• WHAT IS REQUIRED
Gather up every line from the entries below that uses the word "subset".
★ ★ ★ ★ ★
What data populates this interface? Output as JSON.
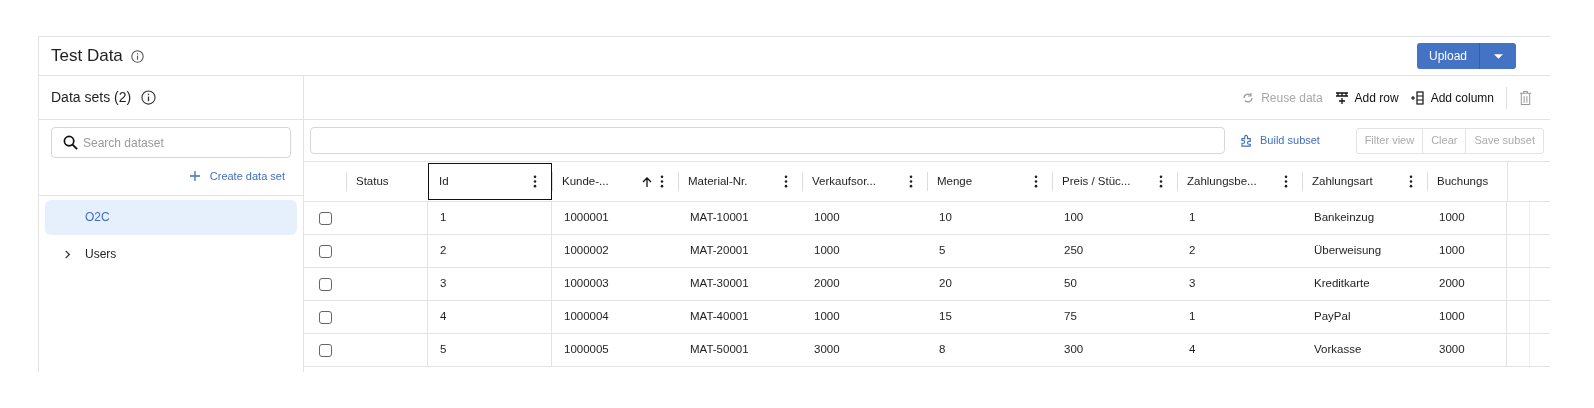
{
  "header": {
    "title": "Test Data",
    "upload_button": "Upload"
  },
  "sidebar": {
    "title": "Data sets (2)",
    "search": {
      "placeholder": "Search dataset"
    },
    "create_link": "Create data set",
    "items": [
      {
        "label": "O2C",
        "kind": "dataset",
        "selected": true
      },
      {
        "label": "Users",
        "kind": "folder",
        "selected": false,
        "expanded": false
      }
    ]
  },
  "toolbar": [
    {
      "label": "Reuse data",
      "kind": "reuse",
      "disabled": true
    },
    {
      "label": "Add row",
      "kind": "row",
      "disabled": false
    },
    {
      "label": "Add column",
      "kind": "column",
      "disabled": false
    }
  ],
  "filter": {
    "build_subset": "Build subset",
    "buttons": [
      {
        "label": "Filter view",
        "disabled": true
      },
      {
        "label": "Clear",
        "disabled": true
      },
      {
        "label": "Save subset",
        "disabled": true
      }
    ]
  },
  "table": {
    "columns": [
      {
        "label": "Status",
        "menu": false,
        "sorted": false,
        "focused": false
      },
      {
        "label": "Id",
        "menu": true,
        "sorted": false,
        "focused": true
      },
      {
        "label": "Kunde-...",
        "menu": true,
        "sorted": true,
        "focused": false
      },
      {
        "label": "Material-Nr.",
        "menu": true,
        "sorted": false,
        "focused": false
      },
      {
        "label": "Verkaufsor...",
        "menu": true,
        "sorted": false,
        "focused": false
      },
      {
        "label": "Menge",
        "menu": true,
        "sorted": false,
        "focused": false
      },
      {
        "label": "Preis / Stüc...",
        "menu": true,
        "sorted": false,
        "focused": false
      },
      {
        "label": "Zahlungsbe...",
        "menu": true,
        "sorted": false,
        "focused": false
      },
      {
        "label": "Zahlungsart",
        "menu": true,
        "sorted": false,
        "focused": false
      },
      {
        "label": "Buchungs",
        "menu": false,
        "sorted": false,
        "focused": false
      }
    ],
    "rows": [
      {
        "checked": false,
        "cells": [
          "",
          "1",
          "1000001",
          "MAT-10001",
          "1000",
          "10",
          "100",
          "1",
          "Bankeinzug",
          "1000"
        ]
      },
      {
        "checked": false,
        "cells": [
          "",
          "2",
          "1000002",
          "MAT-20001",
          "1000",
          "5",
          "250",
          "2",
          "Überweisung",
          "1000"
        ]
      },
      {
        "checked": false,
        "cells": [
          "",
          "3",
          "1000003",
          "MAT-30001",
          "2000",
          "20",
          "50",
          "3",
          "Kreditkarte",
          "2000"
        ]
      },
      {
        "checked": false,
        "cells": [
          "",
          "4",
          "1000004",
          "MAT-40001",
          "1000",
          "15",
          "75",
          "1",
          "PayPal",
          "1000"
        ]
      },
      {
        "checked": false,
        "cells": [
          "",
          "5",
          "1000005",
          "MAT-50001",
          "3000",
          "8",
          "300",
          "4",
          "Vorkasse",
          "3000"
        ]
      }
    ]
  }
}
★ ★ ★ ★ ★
• ANSWER TO THIS EXERCISE
    "build_subset": "Build subset",
        "label": "Save subset",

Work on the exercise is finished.